**TASK OBJECTIVE**
The lines you need are those holding the word "color"; pull them from the material.

───── RECORDED INFORMATION ─────

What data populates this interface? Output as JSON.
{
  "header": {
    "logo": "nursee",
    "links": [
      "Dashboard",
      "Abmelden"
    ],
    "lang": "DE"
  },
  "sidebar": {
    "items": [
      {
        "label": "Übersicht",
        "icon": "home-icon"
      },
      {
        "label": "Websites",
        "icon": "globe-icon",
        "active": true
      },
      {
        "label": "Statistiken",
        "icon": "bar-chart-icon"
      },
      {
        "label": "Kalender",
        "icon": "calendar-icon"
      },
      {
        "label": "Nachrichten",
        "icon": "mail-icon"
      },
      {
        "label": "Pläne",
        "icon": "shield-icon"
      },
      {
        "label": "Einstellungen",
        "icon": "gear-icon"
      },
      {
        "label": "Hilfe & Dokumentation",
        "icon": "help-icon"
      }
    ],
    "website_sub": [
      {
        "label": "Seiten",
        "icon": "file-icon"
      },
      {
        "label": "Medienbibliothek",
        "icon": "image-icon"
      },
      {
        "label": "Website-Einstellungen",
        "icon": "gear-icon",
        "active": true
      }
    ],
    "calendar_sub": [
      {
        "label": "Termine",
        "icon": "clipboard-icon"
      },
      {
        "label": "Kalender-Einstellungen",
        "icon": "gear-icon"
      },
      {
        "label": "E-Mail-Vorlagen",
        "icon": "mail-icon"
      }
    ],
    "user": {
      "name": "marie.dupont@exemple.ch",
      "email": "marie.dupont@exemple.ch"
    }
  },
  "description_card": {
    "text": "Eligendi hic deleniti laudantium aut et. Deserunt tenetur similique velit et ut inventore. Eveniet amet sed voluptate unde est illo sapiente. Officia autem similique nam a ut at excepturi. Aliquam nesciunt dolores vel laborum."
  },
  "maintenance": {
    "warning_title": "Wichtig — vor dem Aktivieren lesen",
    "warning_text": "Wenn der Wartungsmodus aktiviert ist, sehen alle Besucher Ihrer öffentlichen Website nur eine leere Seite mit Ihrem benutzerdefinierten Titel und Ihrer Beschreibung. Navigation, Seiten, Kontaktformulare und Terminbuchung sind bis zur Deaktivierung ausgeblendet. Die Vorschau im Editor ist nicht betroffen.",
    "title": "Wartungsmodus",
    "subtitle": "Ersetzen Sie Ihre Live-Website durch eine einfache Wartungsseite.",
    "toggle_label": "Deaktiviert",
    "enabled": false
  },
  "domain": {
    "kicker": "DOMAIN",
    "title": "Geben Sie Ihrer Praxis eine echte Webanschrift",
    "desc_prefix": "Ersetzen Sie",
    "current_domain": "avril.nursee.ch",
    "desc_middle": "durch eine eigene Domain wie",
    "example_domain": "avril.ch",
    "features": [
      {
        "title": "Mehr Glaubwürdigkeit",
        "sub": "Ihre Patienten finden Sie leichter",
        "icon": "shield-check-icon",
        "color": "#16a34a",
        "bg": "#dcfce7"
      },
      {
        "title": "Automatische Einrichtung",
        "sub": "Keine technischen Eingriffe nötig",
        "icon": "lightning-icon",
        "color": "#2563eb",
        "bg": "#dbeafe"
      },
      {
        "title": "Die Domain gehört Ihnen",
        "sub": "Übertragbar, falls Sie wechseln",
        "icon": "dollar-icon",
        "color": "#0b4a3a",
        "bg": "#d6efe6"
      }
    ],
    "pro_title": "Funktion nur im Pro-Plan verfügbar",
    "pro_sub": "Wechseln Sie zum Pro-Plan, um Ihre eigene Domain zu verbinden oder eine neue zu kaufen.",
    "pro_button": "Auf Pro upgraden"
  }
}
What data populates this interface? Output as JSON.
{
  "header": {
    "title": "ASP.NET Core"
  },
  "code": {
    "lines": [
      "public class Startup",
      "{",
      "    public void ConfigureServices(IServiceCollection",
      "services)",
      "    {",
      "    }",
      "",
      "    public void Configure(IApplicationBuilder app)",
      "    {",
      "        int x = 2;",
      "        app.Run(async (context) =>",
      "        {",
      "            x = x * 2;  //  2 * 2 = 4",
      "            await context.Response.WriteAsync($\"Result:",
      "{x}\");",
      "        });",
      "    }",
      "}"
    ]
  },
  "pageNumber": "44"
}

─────

**EXPECTED ANSWER**
        "color": "#16a34a",
        "color": "#2563eb",
        "color": "#0b4a3a",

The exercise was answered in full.